But in describing what she has accomplished, Elkhal does not reference any of these achievements. Instead, she reflects on how she has “been touched by the teachers, by the students, by the academics, the experiences, [and] the opportunities,” she said. She feels that she has been touched by those who shared her experience, and that she has touched the hearts of others in turn.
“I feel [that] I’ve made a mark,” she said. “And to me, that’s precious. That’s priceless. In making that mark, I feel accomplished… I feel that in leaving, I pushed my limits, and I became a better, stronger, more confident individual.”
After high school, Elkhal will move on to try to make a mark elsewhere in the world, starting at Lewis & Clark College, where she plans to major in international relations and minor in Middle Eastern studies. She wants to continue in her studies of the Arabic and Spanish languages; she is very passionate about her Syrian heritage, participating in rallies and conferences advocating for peace in the Middle East, and Spanish has been one of her favorite and strongest subjects in high school.
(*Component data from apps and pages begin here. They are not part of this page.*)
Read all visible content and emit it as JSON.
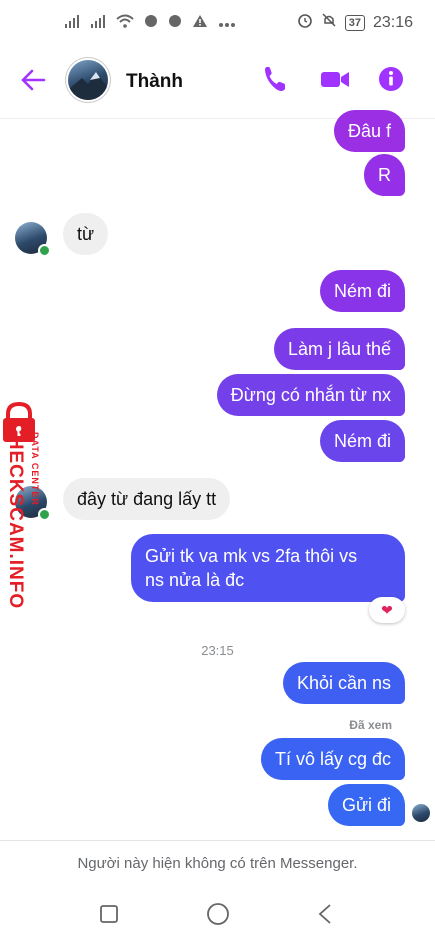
{
  "status_bar": {
    "time": "23:16",
    "battery": "37"
  },
  "header": {
    "contact_name": "Thành"
  },
  "messages": [
    {
      "text": "Đâu f"
    },
    {
      "text": "R"
    },
    {
      "text": "từ"
    },
    {
      "text": "Ném đi"
    },
    {
      "text": "Làm j lâu thế"
    },
    {
      "text": "Đừng có nhắn từ nx"
    },
    {
      "text": "Ném đi"
    },
    {
      "text": "đây từ đang lấy tt"
    },
    {
      "line1": "Gửi tk va mk vs 2fa thôi vs",
      "line2": "ns nửa là đc"
    },
    {
      "text": "Khỏi cần ns"
    },
    {
      "text": "Tí vô lấy cg đc"
    },
    {
      "text": "Gửi đi"
    }
  ],
  "timestamp": "23:15",
  "seen_label": "Đã xem",
  "reaction": "❤",
  "watermark": {
    "title": "CHECKSCAM.INFO",
    "subtitle": "DATA CENTER"
  },
  "footer_text": "Người này hiện không có trên Messenger.",
  "colors": {
    "accent": "#a033ff",
    "bubble_purple": "#8a2be2",
    "bubble_blue": "#3b5bf5",
    "watermark_red": "#e41e26"
  }
}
Elkhal said that throughout her four years of high school, she “fell in love” with the Spanish language, as she started taking classes for the first time when she entered her freshman year.
“I think what I [love] about Spanish is that it was immediately applicable,” she said. “It’s used everywhere. In the United States [there are] a lot of Spanish speakers. It’s crossing a barrier that’s between you and another person, you and another world, another culture.”
Elkhal hopes to pursue a career in law, and her dream is to work for the United Nations, “hopefully in the humanitarian sector,” she said.
She chose Lewis & Clark because she wanted to stay local to remain close to her family during her undergraduate studies, and because it has the areas of study she wants to pursue, as well as an appealing law program.
Going into college, Elkhal said that she hopes to become more outgoing socially. Though she made many connections within the walls of La Salle, she said that she does wish that she had “made more of an effort in building relationships outside of school.”
As she turns to the next chapter of her life, Elkhal wants to apply the same principles that she has been striving for throughout high school — to stay her course and do her best — and she recommends that other students also seek to do their personal best.
“In anything you do — this goes for friendships, relationships with teachers, and academics and extracurriculars — do your best,” she said. “Knowing that you’ve done your best, there’s nothing more you can do… Your worth isn’t indicated [by] your accomplishments. Your worth is not equivalent to the amount of awards you have, medals, certificates. It’s simply on being yourself and doing your best.”
As she reaches the end of her senior year, Elkhal reflected on some of her fondest memories, such as the Journey retreat, the connections she made with teachers and classmates, and discovering her passions for public speaking and language.
“I’m really grateful to have gone to a high school that provides me with a safe, healthy environment where I can strive not only as a student, but as a person,” she said. “Graduating, I’ve become a far better person than I was walking into those doors, and for that I’m eternally grateful.”